■ **WORK INSTRUCTION**
Without omitting anything, write out the listing below precisely.

═════ EXTRACTED MATERIAL

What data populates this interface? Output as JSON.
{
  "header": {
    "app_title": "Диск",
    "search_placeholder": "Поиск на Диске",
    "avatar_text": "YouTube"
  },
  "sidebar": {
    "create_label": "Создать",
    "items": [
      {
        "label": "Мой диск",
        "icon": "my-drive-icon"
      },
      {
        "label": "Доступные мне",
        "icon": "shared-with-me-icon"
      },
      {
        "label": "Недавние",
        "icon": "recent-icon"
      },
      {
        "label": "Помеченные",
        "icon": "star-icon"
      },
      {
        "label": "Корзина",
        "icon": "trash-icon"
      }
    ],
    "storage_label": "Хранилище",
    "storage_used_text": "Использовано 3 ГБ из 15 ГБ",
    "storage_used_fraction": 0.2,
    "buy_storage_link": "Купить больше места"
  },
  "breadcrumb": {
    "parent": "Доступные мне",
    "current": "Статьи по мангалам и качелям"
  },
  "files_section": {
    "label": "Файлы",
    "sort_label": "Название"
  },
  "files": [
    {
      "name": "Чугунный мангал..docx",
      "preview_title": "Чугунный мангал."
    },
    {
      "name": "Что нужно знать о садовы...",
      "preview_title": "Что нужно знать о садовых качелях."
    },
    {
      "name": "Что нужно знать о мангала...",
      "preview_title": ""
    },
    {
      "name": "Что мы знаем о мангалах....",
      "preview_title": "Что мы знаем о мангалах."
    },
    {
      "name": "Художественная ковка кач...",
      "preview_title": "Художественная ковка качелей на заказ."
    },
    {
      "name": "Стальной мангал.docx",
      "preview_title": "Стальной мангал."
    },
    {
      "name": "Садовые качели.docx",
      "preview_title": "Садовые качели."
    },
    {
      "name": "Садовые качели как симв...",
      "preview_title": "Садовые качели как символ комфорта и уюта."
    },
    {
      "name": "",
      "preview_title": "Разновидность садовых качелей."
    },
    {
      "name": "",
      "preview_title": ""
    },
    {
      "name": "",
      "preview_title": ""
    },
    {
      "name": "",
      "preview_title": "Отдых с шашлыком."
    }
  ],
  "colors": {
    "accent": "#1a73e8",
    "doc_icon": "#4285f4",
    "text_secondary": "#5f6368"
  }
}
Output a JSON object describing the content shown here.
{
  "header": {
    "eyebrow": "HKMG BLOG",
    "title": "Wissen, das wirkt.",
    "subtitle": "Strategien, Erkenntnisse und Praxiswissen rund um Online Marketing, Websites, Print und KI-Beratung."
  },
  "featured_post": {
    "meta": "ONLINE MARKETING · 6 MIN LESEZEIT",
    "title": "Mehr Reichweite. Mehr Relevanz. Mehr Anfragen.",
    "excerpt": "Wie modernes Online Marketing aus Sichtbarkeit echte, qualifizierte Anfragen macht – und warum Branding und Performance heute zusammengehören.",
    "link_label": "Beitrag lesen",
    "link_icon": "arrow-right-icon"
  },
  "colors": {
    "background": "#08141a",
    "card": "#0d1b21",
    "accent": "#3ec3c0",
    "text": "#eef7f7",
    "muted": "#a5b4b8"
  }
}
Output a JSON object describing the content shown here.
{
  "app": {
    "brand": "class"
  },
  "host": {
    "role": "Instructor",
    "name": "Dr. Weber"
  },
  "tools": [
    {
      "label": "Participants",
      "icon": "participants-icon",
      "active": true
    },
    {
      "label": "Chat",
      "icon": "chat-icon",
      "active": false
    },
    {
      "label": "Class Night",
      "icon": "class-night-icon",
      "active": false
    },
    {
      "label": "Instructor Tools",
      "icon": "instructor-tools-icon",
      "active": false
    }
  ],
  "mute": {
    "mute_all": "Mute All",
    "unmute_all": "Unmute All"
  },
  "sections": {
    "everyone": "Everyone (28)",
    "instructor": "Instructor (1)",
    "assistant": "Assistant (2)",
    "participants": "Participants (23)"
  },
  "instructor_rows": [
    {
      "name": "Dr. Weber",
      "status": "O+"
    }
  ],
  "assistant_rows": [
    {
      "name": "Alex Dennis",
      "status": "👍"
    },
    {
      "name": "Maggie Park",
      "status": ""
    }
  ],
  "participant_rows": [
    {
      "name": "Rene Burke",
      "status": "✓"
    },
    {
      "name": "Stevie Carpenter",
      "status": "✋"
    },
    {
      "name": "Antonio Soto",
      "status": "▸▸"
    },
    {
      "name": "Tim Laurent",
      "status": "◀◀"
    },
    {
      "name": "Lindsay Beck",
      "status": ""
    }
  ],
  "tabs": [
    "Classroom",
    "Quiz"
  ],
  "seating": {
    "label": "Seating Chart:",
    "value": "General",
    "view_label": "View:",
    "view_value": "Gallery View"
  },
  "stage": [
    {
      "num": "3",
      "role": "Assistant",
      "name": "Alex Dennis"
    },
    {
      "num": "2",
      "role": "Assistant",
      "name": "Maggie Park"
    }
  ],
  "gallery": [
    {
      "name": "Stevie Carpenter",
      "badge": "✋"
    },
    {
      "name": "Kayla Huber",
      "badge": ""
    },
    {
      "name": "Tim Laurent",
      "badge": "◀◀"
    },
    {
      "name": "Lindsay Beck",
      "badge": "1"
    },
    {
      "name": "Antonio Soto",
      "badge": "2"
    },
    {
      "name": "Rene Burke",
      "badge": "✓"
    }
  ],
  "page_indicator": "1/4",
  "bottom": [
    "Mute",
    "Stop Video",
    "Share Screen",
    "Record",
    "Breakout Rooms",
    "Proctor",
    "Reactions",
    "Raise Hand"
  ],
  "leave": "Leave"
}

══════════

■ **PROBLEM SOLUTION**
What data populates this interface? Output as JSON.
{
  "header": {
    "app_title": "Диск",
    "search_placeholder": "Поиск на Диске",
    "avatar_text": "YouTube"
  },
  "sidebar": {
    "create_label": "Создать",
    "items": [
      {
        "label": "Мой диск",
        "icon": "my-drive-icon"
      },
      {
        "label": "Доступные мне",
        "icon": "shared-with-me-icon"
      },
      {
        "label": "Недавние",
        "icon": "recent-icon"
      },
      {
        "label": "Помеченные",
        "icon": "star-icon"
      },
      {
        "label": "Корзина",
        "icon": "trash-icon"
      }
    ],
    "storage_label": "Хранилище",
    "storage_used_text": "Использовано 3 ГБ из 15 ГБ",
    "storage_used_fraction": 0.2,
    "buy_storage_link": "Купить больше места"
  },
  "breadcrumb": {
    "parent": "Доступные мне",
    "current": "Статьи по мангалам и качелям"
  },
  "files_section": {
    "label": "Файлы",
    "sort_label": "Название"
  },
  "files": [
    {
      "name": "Чугунный мангал..docx",
      "preview_title": "Чугунный мангал."
    },
    {
      "name": "Что нужно знать о садовы...",
      "preview_title": "Что нужно знать о садовых качелях."
    },
    {
      "name": "Что нужно знать о мангала...",
      "preview_title": ""
    },
    {
      "name": "Что мы знаем о мангалах....",
      "preview_title": "Что мы знаем о мангалах."
    },
    {
      "name": "Художественная ковка кач...",
      "preview_title": "Художественная ковка качелей на заказ."
    },
    {
      "name": "Стальной мангал.docx",
      "preview_title": "Стальной мангал."
    },
    {
      "name": "Садовые качели.docx",
      "preview_title": "Садовые качели."
    },
    {
      "name": "Садовые качели как симв...",
      "preview_title": "Садовые качели как символ комфорта и уюта."
    },
    {
      "name": "",
      "preview_title": "Разновидность садовых качелей."
    },
    {
      "name": "",
      "preview_title": ""
    },
    {
      "name": "",
      "preview_title": ""
    },
    {
      "name": "",
      "preview_title": "Отдых с шашлыком."
    }
  ],
  "colors": {
    "accent": "#1a73e8",
    "doc_icon": "#4285f4",
    "text_secondary": "#5f6368"
  }
}
Output a JSON object describing the content shown here.
{
  "header": {
    "eyebrow": "HKMG BLOG",
    "title": "Wissen, das wirkt.",
    "subtitle": "Strategien, Erkenntnisse und Praxiswissen rund um Online Marketing, Websites, Print und KI-Beratung."
  },
  "featured_post": {
    "meta": "ONLINE MARKETING · 6 MIN LESEZEIT",
    "title": "Mehr Reichweite. Mehr Relevanz. Mehr Anfragen.",
    "excerpt": "Wie modernes Online Marketing aus Sichtbarkeit echte, qualifizierte Anfragen macht – und warum Branding und Performance heute zusammengehören.",
    "link_label": "Beitrag lesen",
    "link_icon": "arrow-right-icon"
  },
  "colors": {
    "background": "#08141a",
    "card": "#0d1b21",
    "accent": "#3ec3c0",
    "text": "#eef7f7",
    "muted": "#a5b4b8"
  }
}
Output a JSON object describing the content shown here.
{
  "app": {
    "brand": "class"
  },
  "host": {
    "role": "Instructor",
    "name": "Dr. Weber"
  },
  "tools": [
    {
      "label": "Participants",
      "icon": "participants-icon",
      "active": true
    },
    {
      "label": "Chat",
      "icon": "chat-icon",
      "active": false
    },
    {
      "label": "Class Night",
      "icon": "class-night-icon",
      "active": false
    },
    {
      "label": "Instructor Tools",
      "icon": "instructor-tools-icon",
      "active": false
    }
  ],
  "mute": {
    "mute_all": "Mute All",
    "unmute_all": "Unmute All"
  },
  "sections": {
    "everyone": "Everyone (28)",
    "instructor": "Instructor (1)",
    "assistant": "Assistant (2)",
    "participants": "Participants (23)"
  },
  "instructor_rows": [
    {
      "name": "Dr. Weber",
      "status": "O+"
    }
  ],
  "assistant_rows": [
    {
      "name": "Alex Dennis",
      "status": "👍"
    },
    {
      "name": "Maggie Park",
      "status": ""
    }
  ],
  "participant_rows": [
    {
      "name": "Rene Burke",
      "status": "✓"
    },
    {
      "name": "Stevie Carpenter",
      "status": "✋"
    },
    {
      "name": "Antonio Soto",
      "status": "▸▸"
    },
    {
      "name": "Tim Laurent",
      "status": "◀◀"
    },
    {
      "name": "Lindsay Beck",
      "status": ""
    }
  ],
  "tabs": [
    "Classroom",
    "Quiz"
  ],
  "seating": {
    "label": "Seating Chart:",
    "value": "General",
    "view_label": "View:",
    "view_value": "Gallery View"
  },
  "stage": [
    {
      "num": "3",
      "role": "Assistant",
      "name": "Alex Dennis"
    },
    {
      "num": "2",
      "role": "Assistant",
      "name": "Maggie Park"
    }
  ],
  "gallery": [
    {
      "name": "Stevie Carpenter",
      "badge": "✋"
    },
    {
      "name": "Kayla Huber",
      "badge": ""
    },
    {
      "name": "Tim Laurent",
      "badge": "◀◀"
    },
    {
      "name": "Lindsay Beck",
      "badge": "1"
    },
    {
      "name": "Antonio Soto",
      "badge": "2"
    },
    {
      "name": "Rene Burke",
      "badge": "✓"
    }
  ],
  "page_indicator": "1/4",
  "bottom": [
    "Mute",
    "Stop Video",
    "Share Screen",
    "Record",
    "Breakout Rooms",
    "Proctor",
    "Reactions",
    "Raise Hand"
  ],
  "leave": "Leave"
}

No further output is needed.